Consider also the long history of election meddling by the US, to say nothing of the countless coups and regime changes orchestrated by its leaders. In recent memory we can point to the US using a bogus OAS report to set up the Haitian election in 2010, their attempts to instate Juan Guaidò as ‘interim president’ of Venezuela in 2019, and the post-election coup it supported later that same year in Bolivia. In Brazil, Lula just recently regained the power he was deprived of when the US Department of Justice helped put him away on spurious charges of “indeterminate acts of corruption” without any real evidence, putting the country into the hands of a man who could have single-handedly doomed us all to climate apocalypse. Let us not forget, as well, America’s own complicity in meddling in Russian elections back in the 1990s, when $15.5 billion of aid was used to maintain Yeltsin’s grip on power—amounting to more than three hundred thousands times what Russia allegedly spent on Facebook ads—as well as the presence of several explicitly US-groomed candidates and a massive on-the-ground system of American operatives working to “promote democracy.” The final election raised fears of extensive fraud, even from the US secretary of state, who referred to the claims as “probably a credible fact.”

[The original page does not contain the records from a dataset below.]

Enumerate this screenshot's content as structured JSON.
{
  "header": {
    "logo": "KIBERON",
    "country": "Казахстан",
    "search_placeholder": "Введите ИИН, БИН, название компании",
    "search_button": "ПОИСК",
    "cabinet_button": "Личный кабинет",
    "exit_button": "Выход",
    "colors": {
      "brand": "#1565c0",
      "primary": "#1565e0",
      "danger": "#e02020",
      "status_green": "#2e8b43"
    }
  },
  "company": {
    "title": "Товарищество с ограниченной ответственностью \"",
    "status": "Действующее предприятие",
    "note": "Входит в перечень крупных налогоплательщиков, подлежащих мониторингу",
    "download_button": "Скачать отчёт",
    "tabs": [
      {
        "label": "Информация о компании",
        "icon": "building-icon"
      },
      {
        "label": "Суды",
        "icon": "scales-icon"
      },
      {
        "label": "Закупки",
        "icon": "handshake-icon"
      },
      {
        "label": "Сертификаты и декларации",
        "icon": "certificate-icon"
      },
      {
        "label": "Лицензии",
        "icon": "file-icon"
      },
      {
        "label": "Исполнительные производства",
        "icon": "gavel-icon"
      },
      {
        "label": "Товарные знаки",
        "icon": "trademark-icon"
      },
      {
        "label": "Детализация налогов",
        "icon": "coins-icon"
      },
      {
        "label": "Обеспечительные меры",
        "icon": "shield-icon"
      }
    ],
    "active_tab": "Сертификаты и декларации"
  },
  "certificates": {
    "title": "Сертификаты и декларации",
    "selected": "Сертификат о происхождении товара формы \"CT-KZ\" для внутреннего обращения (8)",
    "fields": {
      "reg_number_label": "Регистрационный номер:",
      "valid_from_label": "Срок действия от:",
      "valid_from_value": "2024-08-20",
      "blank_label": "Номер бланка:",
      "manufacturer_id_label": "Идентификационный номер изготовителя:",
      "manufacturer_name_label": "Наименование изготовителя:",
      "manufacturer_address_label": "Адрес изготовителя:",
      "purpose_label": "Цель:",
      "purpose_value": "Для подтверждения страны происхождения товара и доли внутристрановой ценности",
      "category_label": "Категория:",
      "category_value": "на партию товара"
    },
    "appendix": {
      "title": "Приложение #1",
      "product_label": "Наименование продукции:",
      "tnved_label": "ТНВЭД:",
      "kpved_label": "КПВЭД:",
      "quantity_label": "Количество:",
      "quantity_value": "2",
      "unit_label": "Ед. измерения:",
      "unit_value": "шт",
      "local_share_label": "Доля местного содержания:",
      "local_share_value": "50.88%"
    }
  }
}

While all of these matters should be of interest to the American public, none get so much as a mainstream whimper when compared to Russiagate, a deliberate obfuscation tactic. Canada is no stranger to this phenomenon—while our media is quick to pipe up about Chinese interference in domestic politics, even going so far as to suggest some Canadian MP hopefuls might be literal Manchurian candidates, the same media stays relatively hush about its own meddling in the Global South.

The purpose of this rhetoric is threefold. It distracts the populace from ongoing matters which bear actual relevance to their lives; it stokes a paranoia that dismisses critical statements as enemy propaganda; and it manufactures consent for conflicts with our geopolitical foes.

There’s a reason the focus is on Russia and China and not on Israel or Saudi Arabia, because the latter two countries are our geopolitical allies, and so there’s no need to call them into question, lest the public demand we do something about it. Don’t allow yourself to be distracted by these ostensible canards, and don’t be afraid to resort to a little “whataboutism,” a necessary tactic for pointing out the hypocrisy of curated disproportionate attention. Claims of foreign interference in our elections are far from innocent. They are attempts to influence our own political positions.

Jack Daniel Christie is a writer, artist, and law student of Anishinaabe descent, splitting his time between Toronto and Montréal. His poetry has appeared in Soliloquies, Headlight Anthology, and Bad Nudes, and he is the author of a forthcoming book to be published in 2023.